Records from a data source
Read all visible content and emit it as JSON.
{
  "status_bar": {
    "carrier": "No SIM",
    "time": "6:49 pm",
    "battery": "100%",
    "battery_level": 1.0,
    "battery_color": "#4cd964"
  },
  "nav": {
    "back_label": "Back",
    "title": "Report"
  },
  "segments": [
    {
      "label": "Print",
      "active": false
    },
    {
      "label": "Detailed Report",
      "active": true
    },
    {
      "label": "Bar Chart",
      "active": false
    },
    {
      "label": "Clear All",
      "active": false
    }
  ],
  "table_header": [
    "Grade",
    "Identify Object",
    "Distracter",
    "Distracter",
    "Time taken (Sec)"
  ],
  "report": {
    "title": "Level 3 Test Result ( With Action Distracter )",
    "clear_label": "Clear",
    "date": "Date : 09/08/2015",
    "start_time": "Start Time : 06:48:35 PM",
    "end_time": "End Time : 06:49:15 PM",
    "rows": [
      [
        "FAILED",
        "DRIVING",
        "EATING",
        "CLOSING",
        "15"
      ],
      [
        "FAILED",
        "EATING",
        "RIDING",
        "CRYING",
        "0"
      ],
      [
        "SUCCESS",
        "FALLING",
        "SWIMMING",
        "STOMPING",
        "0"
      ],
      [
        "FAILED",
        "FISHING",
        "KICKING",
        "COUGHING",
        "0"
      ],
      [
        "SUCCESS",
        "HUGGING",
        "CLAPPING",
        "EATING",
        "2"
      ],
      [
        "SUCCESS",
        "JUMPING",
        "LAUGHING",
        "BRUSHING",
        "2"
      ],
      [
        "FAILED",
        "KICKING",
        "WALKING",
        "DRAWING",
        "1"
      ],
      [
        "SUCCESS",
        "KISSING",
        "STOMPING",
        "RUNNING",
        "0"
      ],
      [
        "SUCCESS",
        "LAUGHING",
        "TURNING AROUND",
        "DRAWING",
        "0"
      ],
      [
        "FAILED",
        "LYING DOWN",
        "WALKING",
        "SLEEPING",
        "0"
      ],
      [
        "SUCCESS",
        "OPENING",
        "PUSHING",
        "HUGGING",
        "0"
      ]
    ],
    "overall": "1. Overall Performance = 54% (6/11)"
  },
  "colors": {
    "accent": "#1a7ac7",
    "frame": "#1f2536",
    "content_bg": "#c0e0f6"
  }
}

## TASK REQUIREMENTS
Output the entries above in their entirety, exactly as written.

## REPLY
Read all visible content and emit it as JSON.
{
  "status_bar": {
    "carrier": "No SIM",
    "time": "6:49 pm",
    "battery": "100%",
    "battery_level": 1.0,
    "battery_color": "#4cd964"
  },
  "nav": {
    "back_label": "Back",
    "title": "Report"
  },
  "segments": [
    {
      "label": "Print",
      "active": false
    },
    {
      "label": "Detailed Report",
      "active": true
    },
    {
      "label": "Bar Chart",
      "active": false
    },
    {
      "label": "Clear All",
      "active": false
    }
  ],
  "table_header": [
    "Grade",
    "Identify Object",
    "Distracter",
    "Distracter",
    "Time taken (Sec)"
  ],
  "report": {
    "title": "Level 3 Test Result ( With Action Distracter )",
    "clear_label": "Clear",
    "date": "Date : 09/08/2015",
    "start_time": "Start Time : 06:48:35 PM",
    "end_time": "End Time : 06:49:15 PM",
    "rows": [
      [
        "FAILED",
        "DRIVING",
        "EATING",
        "CLOSING",
        "15"
      ],
      [
        "FAILED",
        "EATING",
        "RIDING",
        "CRYING",
        "0"
      ],
      [
        "SUCCESS",
        "FALLING",
        "SWIMMING",
        "STOMPING",
        "0"
      ],
      [
        "FAILED",
        "FISHING",
        "KICKING",
        "COUGHING",
        "0"
      ],
      [
        "SUCCESS",
        "HUGGING",
        "CLAPPING",
        "EATING",
        "2"
      ],
      [
        "SUCCESS",
        "JUMPING",
        "LAUGHING",
        "BRUSHING",
        "2"
      ],
      [
        "FAILED",
        "KICKING",
        "WALKING",
        "DRAWING",
        "1"
      ],
      [
        "SUCCESS",
        "KISSING",
        "STOMPING",
        "RUNNING",
        "0"
      ],
      [
        "SUCCESS",
        "LAUGHING",
        "TURNING AROUND",
        "DRAWING",
        "0"
      ],
      [
        "FAILED",
        "LYING DOWN",
        "WALKING",
        "SLEEPING",
        "0"
      ],
      [
        "SUCCESS",
        "OPENING",
        "PUSHING",
        "HUGGING",
        "0"
      ]
    ],
    "overall": "1. Overall Performance = 54% (6/11)"
  },
  "colors": {
    "accent": "#1a7ac7",
    "frame": "#1f2536",
    "content_bg": "#c0e0f6"
  }
}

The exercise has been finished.